> YOUR INSTRUCTIONS: No pictures are to be included when the entries below are reproduced exactly.

> Data records for software interfaces:
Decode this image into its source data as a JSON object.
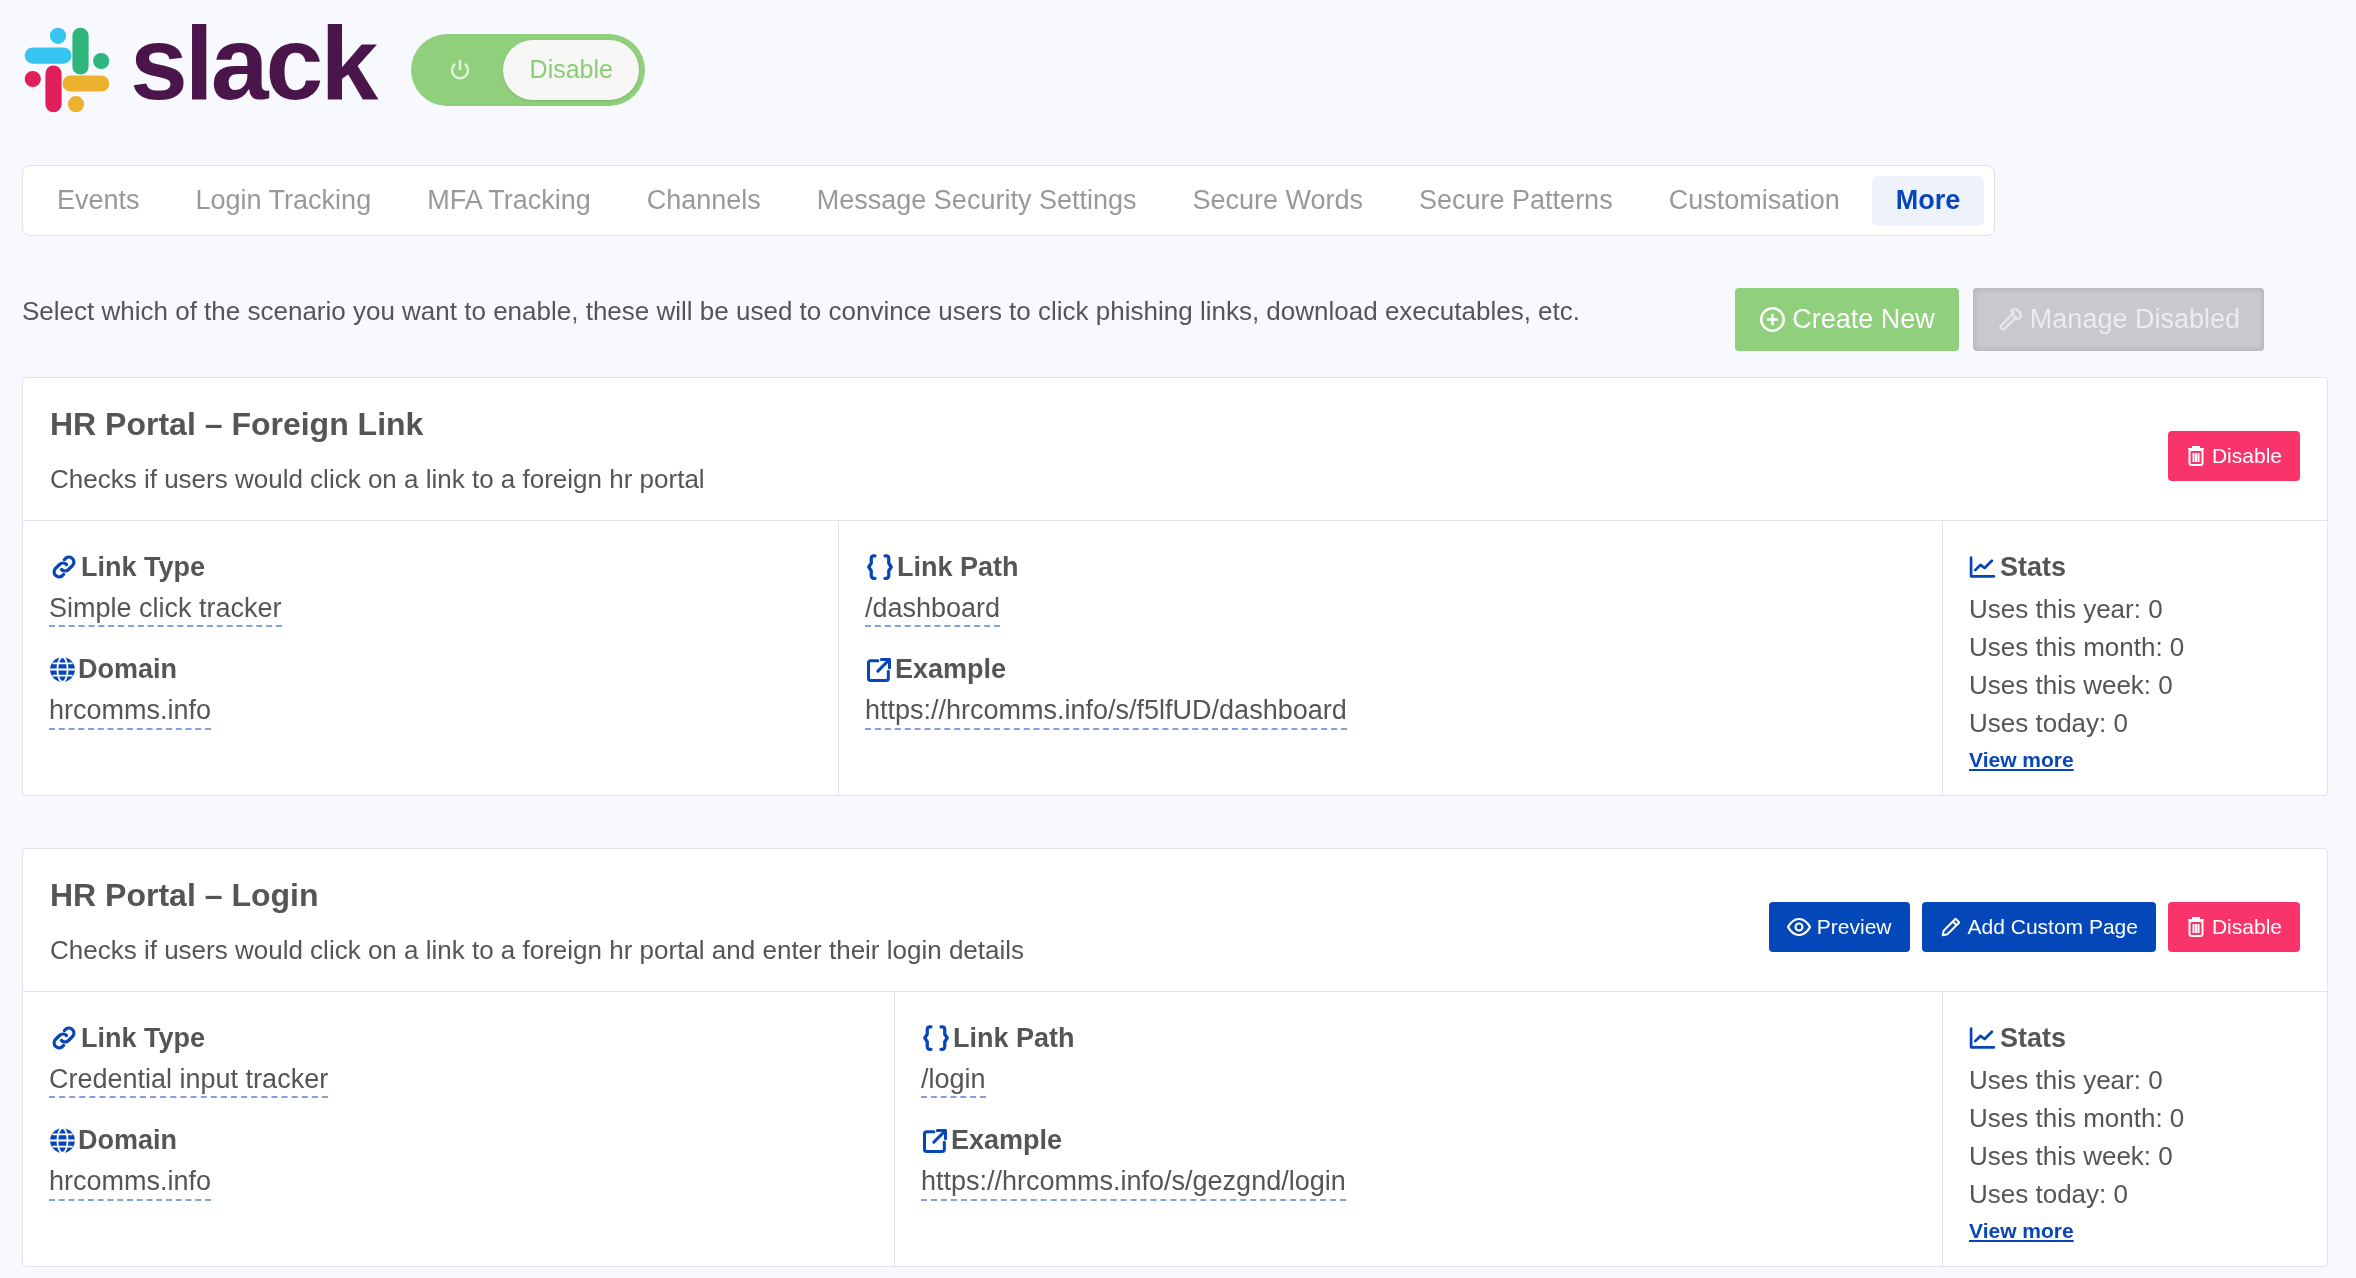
{
  "brand": {
    "name": "slack"
  },
  "toggle": {
    "label": "Disable",
    "on": true
  },
  "tabs": [
    {
      "label": "Events",
      "selected": false
    },
    {
      "label": "Login Tracking",
      "selected": false
    },
    {
      "label": "MFA Tracking",
      "selected": false
    },
    {
      "label": "Channels",
      "selected": false
    },
    {
      "label": "Message Security Settings",
      "selected": false
    },
    {
      "label": "Secure Words",
      "selected": false
    },
    {
      "label": "Secure Patterns",
      "selected": false
    },
    {
      "label": "Customisation",
      "selected": false
    },
    {
      "label": "More",
      "selected": true
    }
  ],
  "intro": "Select which of the scenario you want to enable, these will be used to convince users to click phishing links, download executables, etc.",
  "toolbar": [
    {
      "kind": "create",
      "label": "Create New",
      "disabled": false
    },
    {
      "kind": "manage",
      "label": "Manage Disabled",
      "disabled": true
    }
  ],
  "cards": [
    {
      "title": "HR Portal – Foreign Link",
      "description": "Checks if users would click on a link to a foreign hr portal",
      "actions": [
        {
          "kind": "disable",
          "label": "Disable"
        }
      ],
      "columns": [
        [
          {
            "kind": "link",
            "label": "Link Type",
            "value": "Simple click tracker"
          },
          {
            "kind": "globe",
            "label": "Domain",
            "value": "hrcomms.info"
          }
        ],
        [
          {
            "kind": "braces",
            "label": "Link Path",
            "value": "/dashboard"
          },
          {
            "kind": "external",
            "label": "Example",
            "value": "https://hrcomms.info/s/f5lfUD/dashboard"
          }
        ]
      ],
      "stats": {
        "title": "Stats",
        "lines": [
          "Uses this year: 0",
          "Uses this month: 0",
          "Uses this week: 0",
          "Uses today: 0"
        ],
        "link": "View more"
      }
    },
    {
      "title": "HR Portal – Login",
      "description": "Checks if users would click on a link to a foreign hr portal and enter their login details",
      "actions": [
        {
          "kind": "preview",
          "label": "Preview"
        },
        {
          "kind": "custom",
          "label": "Add Custom Page"
        },
        {
          "kind": "disable",
          "label": "Disable"
        }
      ],
      "columns": [
        [
          {
            "kind": "link",
            "label": "Link Type",
            "value": "Credential input tracker"
          },
          {
            "kind": "globe",
            "label": "Domain",
            "value": "hrcomms.info"
          }
        ],
        [
          {
            "kind": "braces",
            "label": "Link Path",
            "value": "/login"
          },
          {
            "kind": "external",
            "label": "Example",
            "value": "https://hrcomms.info/s/gezgnd/login"
          }
        ]
      ],
      "stats": {
        "title": "Stats",
        "lines": [
          "Uses this year: 0",
          "Uses this month: 0",
          "Uses this week: 0",
          "Uses today: 0"
        ],
        "link": "View more"
      }
    }
  ]
}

> TASK OUTPUT:
Decode this image into its source data as a JSON object.
{
  "brand": {
    "name": "slack"
  },
  "toggle": {
    "label": "Disable",
    "on": true
  },
  "tabs": [
    {
      "label": "Events",
      "selected": false
    },
    {
      "label": "Login Tracking",
      "selected": false
    },
    {
      "label": "MFA Tracking",
      "selected": false
    },
    {
      "label": "Channels",
      "selected": false
    },
    {
      "label": "Message Security Settings",
      "selected": false
    },
    {
      "label": "Secure Words",
      "selected": false
    },
    {
      "label": "Secure Patterns",
      "selected": false
    },
    {
      "label": "Customisation",
      "selected": false
    },
    {
      "label": "More",
      "selected": true
    }
  ],
  "intro": "Select which of the scenario you want to enable, these will be used to convince users to click phishing links, download executables, etc.",
  "toolbar": [
    {
      "kind": "create",
      "label": "Create New",
      "disabled": false
    },
    {
      "kind": "manage",
      "label": "Manage Disabled",
      "disabled": true
    }
  ],
  "cards": [
    {
      "title": "HR Portal – Foreign Link",
      "description": "Checks if users would click on a link to a foreign hr portal",
      "actions": [
        {
          "kind": "disable",
          "label": "Disable"
        }
      ],
      "columns": [
        [
          {
            "kind": "link",
            "label": "Link Type",
            "value": "Simple click tracker"
          },
          {
            "kind": "globe",
            "label": "Domain",
            "value": "hrcomms.info"
          }
        ],
        [
          {
            "kind": "braces",
            "label": "Link Path",
            "value": "/dashboard"
          },
          {
            "kind": "external",
            "label": "Example",
            "value": "https://hrcomms.info/s/f5lfUD/dashboard"
          }
        ]
      ],
      "stats": {
        "title": "Stats",
        "lines": [
          "Uses this year: 0",
          "Uses this month: 0",
          "Uses this week: 0",
          "Uses today: 0"
        ],
        "link": "View more"
      }
    },
    {
      "title": "HR Portal – Login",
      "description": "Checks if users would click on a link to a foreign hr portal and enter their login details",
      "actions": [
        {
          "kind": "preview",
          "label": "Preview"
        },
        {
          "kind": "custom",
          "label": "Add Custom Page"
        },
        {
          "kind": "disable",
          "label": "Disable"
        }
      ],
      "columns": [
        [
          {
            "kind": "link",
            "label": "Link Type",
            "value": "Credential input tracker"
          },
          {
            "kind": "globe",
            "label": "Domain",
            "value": "hrcomms.info"
          }
        ],
        [
          {
            "kind": "braces",
            "label": "Link Path",
            "value": "/login"
          },
          {
            "kind": "external",
            "label": "Example",
            "value": "https://hrcomms.info/s/gezgnd/login"
          }
        ]
      ],
      "stats": {
        "title": "Stats",
        "lines": [
          "Uses this year: 0",
          "Uses this month: 0",
          "Uses this week: 0",
          "Uses today: 0"
        ],
        "link": "View more"
      }
    }
  ]
}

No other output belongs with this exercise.